Leaders of Venezuela's opposition-controlled Congress and a constituent assembly closely aligned with President Hugo Chavez reached a tentative agreement tonight that would allow Congress to reconvene and perform limited functions until new elections early next year.
The proposal, brokered by the Catholic church, was viewed as a concession from the assembly, which last month stripped Congress of virtually all its powers and barred it from meeting. The assembly's brash move set off a firestorm of political protest here and drew international attention as lawmakers accused the assembly and Chavez of trampling over the constitution in an effort to concentrate power in the hands of the president.
The turmoil has troubled Chavez, a cashiered army lieutenant colonel who led a failed coup in 1992 then was elected president last December in a landslide. His victory ended 40 years of corrupt domination by Venezuela's traditional parties, and he promised a "peaceful revolution" to bring about change. The constituent assembly, elected in July and charged with drafting a new constitution, is a centerpiece of his efforts.
Chavez says his reforms have been misunderstood by foreign countries, including the United States, because opposition parties have misrepresented them as anti-democratic.
In announcing the tentative agreement tonight, Archbishop Baltazar Porras said representatives of both sides will now present the proposal to Congress's various political parties and the 131-delegate assembly. A final decision is expected by Thursday.

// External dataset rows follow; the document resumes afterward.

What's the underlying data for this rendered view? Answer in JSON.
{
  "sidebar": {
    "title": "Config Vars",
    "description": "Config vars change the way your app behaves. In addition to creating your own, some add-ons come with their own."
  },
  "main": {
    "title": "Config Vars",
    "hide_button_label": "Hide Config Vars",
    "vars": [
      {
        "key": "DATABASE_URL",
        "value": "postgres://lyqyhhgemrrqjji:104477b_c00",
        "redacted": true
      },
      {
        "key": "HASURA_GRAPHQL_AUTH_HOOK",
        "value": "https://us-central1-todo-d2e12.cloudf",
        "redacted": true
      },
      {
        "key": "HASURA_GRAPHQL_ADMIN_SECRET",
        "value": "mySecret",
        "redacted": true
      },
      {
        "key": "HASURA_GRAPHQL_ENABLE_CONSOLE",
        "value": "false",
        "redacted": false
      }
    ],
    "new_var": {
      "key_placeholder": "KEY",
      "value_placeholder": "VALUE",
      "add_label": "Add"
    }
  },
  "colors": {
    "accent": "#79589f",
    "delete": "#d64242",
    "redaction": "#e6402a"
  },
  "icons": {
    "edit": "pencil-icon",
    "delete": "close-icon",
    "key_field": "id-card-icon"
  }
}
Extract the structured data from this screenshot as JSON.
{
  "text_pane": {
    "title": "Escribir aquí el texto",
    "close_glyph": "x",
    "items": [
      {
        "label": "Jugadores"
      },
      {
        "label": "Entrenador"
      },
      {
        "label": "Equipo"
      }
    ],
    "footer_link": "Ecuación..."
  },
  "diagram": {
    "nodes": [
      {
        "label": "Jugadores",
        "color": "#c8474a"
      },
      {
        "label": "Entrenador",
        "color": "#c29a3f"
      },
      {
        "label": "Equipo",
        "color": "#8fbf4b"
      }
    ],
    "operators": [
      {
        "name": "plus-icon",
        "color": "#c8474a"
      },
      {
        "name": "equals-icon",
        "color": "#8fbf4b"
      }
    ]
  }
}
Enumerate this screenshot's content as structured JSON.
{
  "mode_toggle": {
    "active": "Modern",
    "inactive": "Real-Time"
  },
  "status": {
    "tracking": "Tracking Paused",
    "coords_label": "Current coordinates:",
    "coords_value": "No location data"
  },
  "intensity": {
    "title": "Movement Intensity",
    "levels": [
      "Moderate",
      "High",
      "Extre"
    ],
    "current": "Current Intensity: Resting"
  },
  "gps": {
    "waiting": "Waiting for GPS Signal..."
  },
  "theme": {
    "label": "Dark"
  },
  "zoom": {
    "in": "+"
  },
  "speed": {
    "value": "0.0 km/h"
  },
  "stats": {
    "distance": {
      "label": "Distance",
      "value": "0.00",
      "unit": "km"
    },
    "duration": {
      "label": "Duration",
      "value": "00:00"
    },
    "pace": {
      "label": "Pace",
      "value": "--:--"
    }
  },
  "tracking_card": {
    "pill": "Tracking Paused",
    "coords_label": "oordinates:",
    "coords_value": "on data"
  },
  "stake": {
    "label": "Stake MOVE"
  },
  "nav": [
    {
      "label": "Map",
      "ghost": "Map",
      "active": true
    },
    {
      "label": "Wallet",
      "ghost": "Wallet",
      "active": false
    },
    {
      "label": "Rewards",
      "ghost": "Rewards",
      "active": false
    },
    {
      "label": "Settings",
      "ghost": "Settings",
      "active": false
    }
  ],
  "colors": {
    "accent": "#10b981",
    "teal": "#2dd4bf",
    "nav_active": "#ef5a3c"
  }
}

Officials said that should the accord be approved, a joint committee of assembly and congressional representatives would be named to specify what Congress can do when it reconvenes next month. Outstanding business includes telecommunications and industrial property legislation, as well as billions of dollars in budget decisions.
Tomoteo Zambrano, head of the Democratic Action party in Congress, said he expected the proposal to be implemented.
"It has been a lesson to the government that it has to move within a legal framework and respect the division of power," he said. "If they want a peaceful transition, they must do it by putting democratic principles into practice."